Sunday, April 7, 2013

Why Hope Is Hard

I was talking to a friend yesterday about why hope is hard - why it is that it's easier to believe that things won't work out, that they'll always be the same awful mess or the same boring mess or that there will be the same nothingness day after day; why it is that it's easier to believe that people don't change, that they will always betray us, that we will always be let down, that we will never have what we want. Many belief systems have a foundation in some kind of faith that brings hope, and it is that hope part that always seems to be the most difficult part of faith. We can believe in God, we can believe in a universal higher power, we can believe that there is "something out there" that is bigger than we are, but when it comes to trusting in that something in a way that brings us peace and joy, it can feel impossible to do. I've always been a very optimistic person, and I was given a gift of faith when I was born again that is so strong that no matter what happens to knock me off my feet I am able to find my way back to standing strong in faith, but even I go through very dark times emotionally when all I can do cry and ask God for help in getting through. At those times His promise from Isaiah 61 that He will give me a "crown of beauty instead of ashes, the oil of joy instead of mourning," seems so far away, and because I can't see how it's possible, I begin to believe that God is just another person who has made empty promises and will let me down.

I was talking to God about this on Friday - I talk with God often and honestly - He knows what I'm thinking anyway, so why pretend that I am perfect? He loves all of us in our imperfections and doesn't need me to put on a good show. When I can be honest with Him, that's the place where I can learn something new. I have been dealing with some very big issues lately in different areas of my life, things that God has promised that haven't happened, and that seem impossible because of other things that have happened. My prayer for the past year in these areas has been "Help me with my unbelief" - the words spoken by a father who desperately wanted healing for his son in Mark 9:24, and each time I pray this something happens to confirm my faith. But on Friday when I said this, the answer came back immediately, "Why is it so hard to believe? Have I ever let you down?" I had to honestly answer that He never had. Even before I was born again, there were times when things seemed hopeless and "something always happened" to turn the situation around so that it worked out. I'd be almost homeless and miraculously I'd find an apartment, I'd lose a job unexpectedly and miraculously get another. I used to always say that the universe was working on my behalf, but now I know that it was God. Since the time I was born again He has made many promises, some that seemed really impossible, and each one has come to pass. So here I was on Friday, being asked the question of whether God had ever let me down, and He hasn't. So why is faith and trust and belief so hard? The only answer that I have is that my experiences in life have often been that people have let me down, that people have made empty promises that they could not keep, and that I have had to learn to not trust or rely on people and to rely only on myself. It is that place of hopelessnes that is a hard place to be. When I think that way I am hard and tough and negative, the way I used to be before I was born again. It is when I can accept that God is there to help and support, sometimes in small and simple ways and sometimes in big supernatural ways, and when I can recognize that He is there and always has been, that is the time when I can allow my own heart to be softer, allow myself to love where it is difficult to love and have compassion for those very people who have let me down and caused me pain.

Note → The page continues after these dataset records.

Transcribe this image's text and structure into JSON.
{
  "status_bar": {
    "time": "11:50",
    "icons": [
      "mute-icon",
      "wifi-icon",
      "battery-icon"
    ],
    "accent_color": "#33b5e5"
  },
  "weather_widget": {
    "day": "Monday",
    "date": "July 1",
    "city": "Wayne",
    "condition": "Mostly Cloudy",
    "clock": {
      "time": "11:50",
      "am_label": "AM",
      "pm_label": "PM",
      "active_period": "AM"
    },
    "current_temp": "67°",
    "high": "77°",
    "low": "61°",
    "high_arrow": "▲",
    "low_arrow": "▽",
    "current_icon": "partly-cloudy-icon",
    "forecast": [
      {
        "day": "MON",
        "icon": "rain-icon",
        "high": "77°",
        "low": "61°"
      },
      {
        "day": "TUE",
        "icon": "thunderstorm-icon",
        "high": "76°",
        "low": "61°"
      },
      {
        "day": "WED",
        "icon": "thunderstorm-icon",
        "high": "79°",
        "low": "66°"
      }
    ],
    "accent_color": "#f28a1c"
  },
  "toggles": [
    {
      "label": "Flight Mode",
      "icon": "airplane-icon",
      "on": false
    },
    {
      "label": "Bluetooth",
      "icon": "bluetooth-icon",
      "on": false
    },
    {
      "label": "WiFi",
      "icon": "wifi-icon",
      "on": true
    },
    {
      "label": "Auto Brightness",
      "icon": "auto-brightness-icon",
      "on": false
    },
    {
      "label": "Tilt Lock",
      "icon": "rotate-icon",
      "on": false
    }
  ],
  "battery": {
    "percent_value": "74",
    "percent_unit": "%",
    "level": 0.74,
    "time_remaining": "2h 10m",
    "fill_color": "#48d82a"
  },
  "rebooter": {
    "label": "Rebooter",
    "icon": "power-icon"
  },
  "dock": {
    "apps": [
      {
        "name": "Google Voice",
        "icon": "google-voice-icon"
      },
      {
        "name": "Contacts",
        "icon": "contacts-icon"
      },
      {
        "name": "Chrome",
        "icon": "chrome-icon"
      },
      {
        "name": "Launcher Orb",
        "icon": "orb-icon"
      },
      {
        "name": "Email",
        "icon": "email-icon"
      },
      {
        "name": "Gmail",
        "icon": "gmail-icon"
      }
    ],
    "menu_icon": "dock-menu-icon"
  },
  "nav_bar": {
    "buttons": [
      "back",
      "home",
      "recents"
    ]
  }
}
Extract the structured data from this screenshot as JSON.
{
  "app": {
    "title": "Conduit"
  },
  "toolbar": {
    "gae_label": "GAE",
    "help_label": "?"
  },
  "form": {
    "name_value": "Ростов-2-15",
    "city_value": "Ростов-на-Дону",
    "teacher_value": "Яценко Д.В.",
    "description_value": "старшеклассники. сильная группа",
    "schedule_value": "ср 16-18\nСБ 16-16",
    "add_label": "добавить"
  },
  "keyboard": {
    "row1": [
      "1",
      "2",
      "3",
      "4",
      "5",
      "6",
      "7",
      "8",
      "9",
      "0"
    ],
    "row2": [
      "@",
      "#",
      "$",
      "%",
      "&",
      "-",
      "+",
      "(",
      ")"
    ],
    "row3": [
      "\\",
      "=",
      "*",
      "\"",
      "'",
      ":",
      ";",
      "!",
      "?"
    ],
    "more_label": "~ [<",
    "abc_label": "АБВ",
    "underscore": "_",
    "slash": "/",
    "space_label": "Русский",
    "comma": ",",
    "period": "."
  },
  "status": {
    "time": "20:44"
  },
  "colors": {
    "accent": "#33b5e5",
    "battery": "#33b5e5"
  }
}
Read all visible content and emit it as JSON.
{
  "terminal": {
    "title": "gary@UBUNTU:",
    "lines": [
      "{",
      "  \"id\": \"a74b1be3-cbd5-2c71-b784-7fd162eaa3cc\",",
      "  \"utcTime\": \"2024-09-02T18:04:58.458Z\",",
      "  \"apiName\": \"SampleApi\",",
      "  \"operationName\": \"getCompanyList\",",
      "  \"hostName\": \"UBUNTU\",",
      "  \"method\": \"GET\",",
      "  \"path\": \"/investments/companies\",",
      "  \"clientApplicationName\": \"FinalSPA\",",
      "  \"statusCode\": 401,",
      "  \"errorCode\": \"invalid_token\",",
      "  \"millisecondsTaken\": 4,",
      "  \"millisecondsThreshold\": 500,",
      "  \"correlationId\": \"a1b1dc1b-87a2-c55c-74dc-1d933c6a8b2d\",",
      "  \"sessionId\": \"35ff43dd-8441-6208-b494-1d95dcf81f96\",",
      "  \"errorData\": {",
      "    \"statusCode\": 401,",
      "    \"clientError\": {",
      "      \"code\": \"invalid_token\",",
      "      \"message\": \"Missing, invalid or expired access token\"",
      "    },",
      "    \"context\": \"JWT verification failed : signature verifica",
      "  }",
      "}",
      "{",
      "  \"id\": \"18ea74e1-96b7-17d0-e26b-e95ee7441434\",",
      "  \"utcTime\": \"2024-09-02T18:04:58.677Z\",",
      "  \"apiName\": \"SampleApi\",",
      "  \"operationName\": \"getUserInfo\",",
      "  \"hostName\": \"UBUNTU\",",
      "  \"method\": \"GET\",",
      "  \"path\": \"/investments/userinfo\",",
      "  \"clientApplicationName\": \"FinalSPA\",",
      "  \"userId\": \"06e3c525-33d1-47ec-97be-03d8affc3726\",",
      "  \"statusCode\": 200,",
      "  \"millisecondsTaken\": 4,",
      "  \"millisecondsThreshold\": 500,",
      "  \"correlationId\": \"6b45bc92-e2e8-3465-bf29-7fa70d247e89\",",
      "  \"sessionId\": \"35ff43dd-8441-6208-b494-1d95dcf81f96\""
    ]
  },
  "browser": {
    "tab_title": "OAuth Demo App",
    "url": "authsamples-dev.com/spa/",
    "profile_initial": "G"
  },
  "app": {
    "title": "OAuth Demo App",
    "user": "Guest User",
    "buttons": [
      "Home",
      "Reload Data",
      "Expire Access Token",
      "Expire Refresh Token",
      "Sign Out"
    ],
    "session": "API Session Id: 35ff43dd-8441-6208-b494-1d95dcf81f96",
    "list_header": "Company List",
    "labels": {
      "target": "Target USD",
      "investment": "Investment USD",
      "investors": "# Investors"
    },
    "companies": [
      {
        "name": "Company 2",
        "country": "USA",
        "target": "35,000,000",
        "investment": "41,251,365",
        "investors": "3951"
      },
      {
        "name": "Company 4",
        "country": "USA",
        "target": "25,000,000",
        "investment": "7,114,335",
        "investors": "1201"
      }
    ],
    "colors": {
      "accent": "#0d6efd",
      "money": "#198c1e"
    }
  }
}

When I was talking to my friend yesterday, and I said I realized how easy it was to not have faith and hope, he said, "Of course, everyone loves a good pity party!" And he's right. It feels comfortable to sit and cry before God, it feels comfortable to give up and not believe in His promises. It feels comfortable to go back to doing the things I was doing before I learned there was another way. But that is really the hard place. It's like a bed that is worn out and you wake up with a backache every morning, and you're tired because you haven't had enough sleep. God tells us to rest in Him, to let Him help us carry our burdens, and that "those who hope in the Lord will renew their strength. They will soar on wings like eagles, they will run and not grow weary, they will walk and not faint." (Isaiah 40:31). That's a promise that God makes, and He keeps His promises. It's much easier to get out of that bed every morning when we are able to look at the new day with the light of hope.

I can't write this today without speaking about the sorrow of Pastor Rick Warren and his family at the loss of their son to suicide. Some experiences of depression and mental and physical illness are much deeper than the troubles and struggles I face. The promises of God are true for all of us, but there are some things that each of us face that make it much harder to continue. My prayers are with Pastor Warren and his family, and with all those who are struggling with challenges that have worn them down to a place of despair. That is the hardest place to be, and I pray that the burdens will be lifted so that they can come into a place of hope.

No comments:

Post a Comment